For each line of the material below, give that line again word for word.

** Records supplied follows **

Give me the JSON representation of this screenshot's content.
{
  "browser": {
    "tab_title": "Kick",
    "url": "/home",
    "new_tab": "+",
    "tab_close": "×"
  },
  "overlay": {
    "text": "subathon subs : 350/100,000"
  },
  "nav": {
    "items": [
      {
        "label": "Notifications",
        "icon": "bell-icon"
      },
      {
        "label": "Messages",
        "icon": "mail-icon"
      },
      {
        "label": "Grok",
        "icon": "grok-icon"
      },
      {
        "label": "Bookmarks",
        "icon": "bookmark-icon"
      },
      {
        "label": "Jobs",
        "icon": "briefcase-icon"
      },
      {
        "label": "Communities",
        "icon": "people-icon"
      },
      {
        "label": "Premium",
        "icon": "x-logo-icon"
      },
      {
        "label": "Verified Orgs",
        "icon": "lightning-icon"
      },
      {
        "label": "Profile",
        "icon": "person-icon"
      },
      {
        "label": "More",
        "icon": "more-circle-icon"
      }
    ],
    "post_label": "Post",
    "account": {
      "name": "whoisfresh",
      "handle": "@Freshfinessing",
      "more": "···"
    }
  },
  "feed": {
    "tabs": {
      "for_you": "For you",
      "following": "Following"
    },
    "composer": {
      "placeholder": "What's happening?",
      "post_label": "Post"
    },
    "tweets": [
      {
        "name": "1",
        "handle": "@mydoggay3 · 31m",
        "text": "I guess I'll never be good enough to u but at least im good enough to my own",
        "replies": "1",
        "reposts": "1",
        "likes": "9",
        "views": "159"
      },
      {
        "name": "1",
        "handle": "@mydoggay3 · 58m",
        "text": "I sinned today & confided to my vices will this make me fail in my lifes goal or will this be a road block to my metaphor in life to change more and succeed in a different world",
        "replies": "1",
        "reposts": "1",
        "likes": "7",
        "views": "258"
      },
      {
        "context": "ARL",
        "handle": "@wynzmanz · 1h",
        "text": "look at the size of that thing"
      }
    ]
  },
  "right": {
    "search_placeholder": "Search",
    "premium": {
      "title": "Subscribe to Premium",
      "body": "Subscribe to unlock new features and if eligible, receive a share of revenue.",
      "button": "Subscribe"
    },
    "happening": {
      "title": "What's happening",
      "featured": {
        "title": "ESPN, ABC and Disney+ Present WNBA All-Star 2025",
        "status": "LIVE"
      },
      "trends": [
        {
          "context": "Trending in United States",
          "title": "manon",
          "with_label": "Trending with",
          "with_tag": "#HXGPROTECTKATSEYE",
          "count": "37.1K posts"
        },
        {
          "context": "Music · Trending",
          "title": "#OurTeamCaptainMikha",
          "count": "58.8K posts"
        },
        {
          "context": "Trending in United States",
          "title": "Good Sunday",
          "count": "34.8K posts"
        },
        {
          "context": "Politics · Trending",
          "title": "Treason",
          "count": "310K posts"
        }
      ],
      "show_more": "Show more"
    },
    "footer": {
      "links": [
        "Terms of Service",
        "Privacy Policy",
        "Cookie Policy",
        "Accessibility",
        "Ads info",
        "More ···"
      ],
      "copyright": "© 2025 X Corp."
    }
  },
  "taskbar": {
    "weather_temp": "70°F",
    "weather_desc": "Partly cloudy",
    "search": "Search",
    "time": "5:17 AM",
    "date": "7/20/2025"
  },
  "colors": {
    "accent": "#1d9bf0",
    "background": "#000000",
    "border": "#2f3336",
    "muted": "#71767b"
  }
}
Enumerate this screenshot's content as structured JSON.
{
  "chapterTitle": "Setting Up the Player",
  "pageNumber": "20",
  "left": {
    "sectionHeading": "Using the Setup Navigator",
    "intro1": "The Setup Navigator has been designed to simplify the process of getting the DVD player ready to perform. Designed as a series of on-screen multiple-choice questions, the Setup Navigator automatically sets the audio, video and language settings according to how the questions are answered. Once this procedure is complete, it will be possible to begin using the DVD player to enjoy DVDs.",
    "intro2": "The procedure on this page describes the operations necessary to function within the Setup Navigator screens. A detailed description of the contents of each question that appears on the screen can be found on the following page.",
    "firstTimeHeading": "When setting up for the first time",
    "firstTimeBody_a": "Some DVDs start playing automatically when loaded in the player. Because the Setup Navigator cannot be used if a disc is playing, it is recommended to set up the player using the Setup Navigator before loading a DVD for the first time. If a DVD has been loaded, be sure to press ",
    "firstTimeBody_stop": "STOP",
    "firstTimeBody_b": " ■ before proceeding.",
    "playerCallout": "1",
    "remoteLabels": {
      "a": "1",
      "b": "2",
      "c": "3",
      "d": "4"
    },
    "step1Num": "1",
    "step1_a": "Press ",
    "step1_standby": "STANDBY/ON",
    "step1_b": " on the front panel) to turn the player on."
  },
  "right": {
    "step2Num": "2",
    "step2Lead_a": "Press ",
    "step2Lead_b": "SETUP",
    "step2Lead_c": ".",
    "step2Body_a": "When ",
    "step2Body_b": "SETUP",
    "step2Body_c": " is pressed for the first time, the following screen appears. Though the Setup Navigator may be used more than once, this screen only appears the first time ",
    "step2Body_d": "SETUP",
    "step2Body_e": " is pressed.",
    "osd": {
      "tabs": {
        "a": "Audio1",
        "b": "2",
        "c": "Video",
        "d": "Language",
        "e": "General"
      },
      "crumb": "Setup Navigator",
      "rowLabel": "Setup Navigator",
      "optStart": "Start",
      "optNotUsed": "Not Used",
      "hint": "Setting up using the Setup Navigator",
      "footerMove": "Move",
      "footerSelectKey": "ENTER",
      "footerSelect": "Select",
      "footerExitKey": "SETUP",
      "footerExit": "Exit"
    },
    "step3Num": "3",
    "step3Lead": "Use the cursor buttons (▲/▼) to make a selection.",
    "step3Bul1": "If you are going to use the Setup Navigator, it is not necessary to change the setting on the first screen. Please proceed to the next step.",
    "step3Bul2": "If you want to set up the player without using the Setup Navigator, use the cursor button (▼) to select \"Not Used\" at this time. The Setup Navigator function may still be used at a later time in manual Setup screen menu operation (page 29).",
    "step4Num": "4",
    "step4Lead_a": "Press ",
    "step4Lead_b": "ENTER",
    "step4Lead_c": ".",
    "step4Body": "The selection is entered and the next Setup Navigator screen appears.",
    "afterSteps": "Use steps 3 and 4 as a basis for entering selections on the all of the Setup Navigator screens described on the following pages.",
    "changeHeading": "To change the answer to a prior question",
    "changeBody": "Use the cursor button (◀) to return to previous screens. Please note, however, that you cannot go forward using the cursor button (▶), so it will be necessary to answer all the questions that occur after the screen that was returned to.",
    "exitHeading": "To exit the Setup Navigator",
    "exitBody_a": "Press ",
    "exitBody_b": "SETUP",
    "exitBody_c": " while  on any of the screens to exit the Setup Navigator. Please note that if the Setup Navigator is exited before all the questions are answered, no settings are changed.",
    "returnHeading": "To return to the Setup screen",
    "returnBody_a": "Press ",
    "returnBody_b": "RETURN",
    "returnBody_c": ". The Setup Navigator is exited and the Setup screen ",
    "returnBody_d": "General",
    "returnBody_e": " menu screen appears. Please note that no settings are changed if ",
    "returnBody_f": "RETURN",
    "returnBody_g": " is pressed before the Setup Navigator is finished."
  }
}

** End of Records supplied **

Exercise output.
Give me the JSON representation of this screenshot's content.
{
  "browser": {
    "tab_title": "Kick",
    "url": "/home",
    "new_tab": "+",
    "tab_close": "×"
  },
  "overlay": {
    "text": "subathon subs : 350/100,000"
  },
  "nav": {
    "items": [
      {
        "label": "Notifications",
        "icon": "bell-icon"
      },
      {
        "label": "Messages",
        "icon": "mail-icon"
      },
      {
        "label": "Grok",
        "icon": "grok-icon"
      },
      {
        "label": "Bookmarks",
        "icon": "bookmark-icon"
      },
      {
        "label": "Jobs",
        "icon": "briefcase-icon"
      },
      {
        "label": "Communities",
        "icon": "people-icon"
      },
      {
        "label": "Premium",
        "icon": "x-logo-icon"
      },
      {
        "label": "Verified Orgs",
        "icon": "lightning-icon"
      },
      {
        "label": "Profile",
        "icon": "person-icon"
      },
      {
        "label": "More",
        "icon": "more-circle-icon"
      }
    ],
    "post_label": "Post",
    "account": {
      "name": "whoisfresh",
      "handle": "@Freshfinessing",
      "more": "···"
    }
  },
  "feed": {
    "tabs": {
      "for_you": "For you",
      "following": "Following"
    },
    "composer": {
      "placeholder": "What's happening?",
      "post_label": "Post"
    },
    "tweets": [
      {
        "name": "1",
        "handle": "@mydoggay3 · 31m",
        "text": "I guess I'll never be good enough to u but at least im good enough to my own",
        "replies": "1",
        "reposts": "1",
        "likes": "9",
        "views": "159"
      },
      {
        "name": "1",
        "handle": "@mydoggay3 · 58m",
        "text": "I sinned today & confided to my vices will this make me fail in my lifes goal or will this be a road block to my metaphor in life to change more and succeed in a different world",
        "replies": "1",
        "reposts": "1",
        "likes": "7",
        "views": "258"
      },
      {
        "context": "ARL",
        "handle": "@wynzmanz · 1h",
        "text": "look at the size of that thing"
      }
    ]
  },
  "right": {
    "search_placeholder": "Search",
    "premium": {
      "title": "Subscribe to Premium",
      "body": "Subscribe to unlock new features and if eligible, receive a share of revenue.",
      "button": "Subscribe"
    },
    "happening": {
      "title": "What's happening",
      "featured": {
        "title": "ESPN, ABC and Disney+ Present WNBA All-Star 2025",
        "status": "LIVE"
      },
      "trends": [
        {
          "context": "Trending in United States",
          "title": "manon",
          "with_label": "Trending with",
          "with_tag": "#HXGPROTECTKATSEYE",
          "count": "37.1K posts"
        },
        {
          "context": "Music · Trending",
          "title": "#OurTeamCaptainMikha",
          "count": "58.8K posts"
        },
        {
          "context": "Trending in United States",
          "title": "Good Sunday",
          "count": "34.8K posts"
        },
        {
          "context": "Politics · Trending",
          "title": "Treason",
          "count": "310K posts"
        }
      ],
      "show_more": "Show more"
    },
    "footer": {
      "links": [
        "Terms of Service",
        "Privacy Policy",
        "Cookie Policy",
        "Accessibility",
        "Ads info",
        "More ···"
      ],
      "copyright": "© 2025 X Corp."
    }
  },
  "taskbar": {
    "weather_temp": "70°F",
    "weather_desc": "Partly cloudy",
    "search": "Search",
    "time": "5:17 AM",
    "date": "7/20/2025"
  },
  "colors": {
    "accent": "#1d9bf0",
    "background": "#000000",
    "border": "#2f3336",
    "muted": "#71767b"
  }
}
Enumerate this screenshot's content as structured JSON.
{
  "chapterTitle": "Setting Up the Player",
  "pageNumber": "20",
  "left": {
    "sectionHeading": "Using the Setup Navigator",
    "intro1": "The Setup Navigator has been designed to simplify the process of getting the DVD player ready to perform. Designed as a series of on-screen multiple-choice questions, the Setup Navigator automatically sets the audio, video and language settings according to how the questions are answered. Once this procedure is complete, it will be possible to begin using the DVD player to enjoy DVDs.",
    "intro2": "The procedure on this page describes the operations necessary to function within the Setup Navigator screens. A detailed description of the contents of each question that appears on the screen can be found on the following page.",
    "firstTimeHeading": "When setting up for the first time",
    "firstTimeBody_a": "Some DVDs start playing automatically when loaded in the player. Because the Setup Navigator cannot be used if a disc is playing, it is recommended to set up the player using the Setup Navigator before loading a DVD for the first time. If a DVD has been loaded, be sure to press ",
    "firstTimeBody_stop": "STOP",
    "firstTimeBody_b": " ■ before proceeding.",
    "playerCallout": "1",
    "remoteLabels": {
      "a": "1",
      "b": "2",
      "c": "3",
      "d": "4"
    },
    "step1Num": "1",
    "step1_a": "Press ",
    "step1_standby": "STANDBY/ON",
    "step1_b": " on the front panel) to turn the player on."
  },
  "right": {
    "step2Num": "2",
    "step2Lead_a": "Press ",
    "step2Lead_b": "SETUP",
    "step2Lead_c": ".",
    "step2Body_a": "When ",
    "step2Body_b": "SETUP",
    "step2Body_c": " is pressed for the first time, the following screen appears. Though the Setup Navigator may be used more than once, this screen only appears the first time ",
    "step2Body_d": "SETUP",
    "step2Body_e": " is pressed.",
    "osd": {
      "tabs": {
        "a": "Audio1",
        "b": "2",
        "c": "Video",
        "d": "Language",
        "e": "General"
      },
      "crumb": "Setup Navigator",
      "rowLabel": "Setup Navigator",
      "optStart": "Start",
      "optNotUsed": "Not Used",
      "hint": "Setting up using the Setup Navigator",
      "footerMove": "Move",
      "footerSelectKey": "ENTER",
      "footerSelect": "Select",
      "footerExitKey": "SETUP",
      "footerExit": "Exit"
    },
    "step3Num": "3",
    "step3Lead": "Use the cursor buttons (▲/▼) to make a selection.",
    "step3Bul1": "If you are going to use the Setup Navigator, it is not necessary to change the setting on the first screen. Please proceed to the next step.",
    "step3Bul2": "If you want to set up the player without using the Setup Navigator, use the cursor button (▼) to select \"Not Used\" at this time. The Setup Navigator function may still be used at a later time in manual Setup screen menu operation (page 29).",
    "step4Num": "4",
    "step4Lead_a": "Press ",
    "step4Lead_b": "ENTER",
    "step4Lead_c": ".",
    "step4Body": "The selection is entered and the next Setup Navigator screen appears.",
    "afterSteps": "Use steps 3 and 4 as a basis for entering selections on the all of the Setup Navigator screens described on the following pages.",
    "changeHeading": "To change the answer to a prior question",
    "changeBody": "Use the cursor button (◀) to return to previous screens. Please note, however, that you cannot go forward using the cursor button (▶), so it will be necessary to answer all the questions that occur after the screen that was returned to.",
    "exitHeading": "To exit the Setup Navigator",
    "exitBody_a": "Press ",
    "exitBody_b": "SETUP",
    "exitBody_c": " while  on any of the screens to exit the Setup Navigator. Please note that if the Setup Navigator is exited before all the questions are answered, no settings are changed.",
    "returnHeading": "To return to the Setup screen",
    "returnBody_a": "Press ",
    "returnBody_b": "RETURN",
    "returnBody_c": ". The Setup Navigator is exited and the Setup screen ",
    "returnBody_d": "General",
    "returnBody_e": " menu screen appears. Please note that no settings are changed if ",
    "returnBody_f": "RETURN",
    "returnBody_g": " is pressed before the Setup Navigator is finished."
  }
}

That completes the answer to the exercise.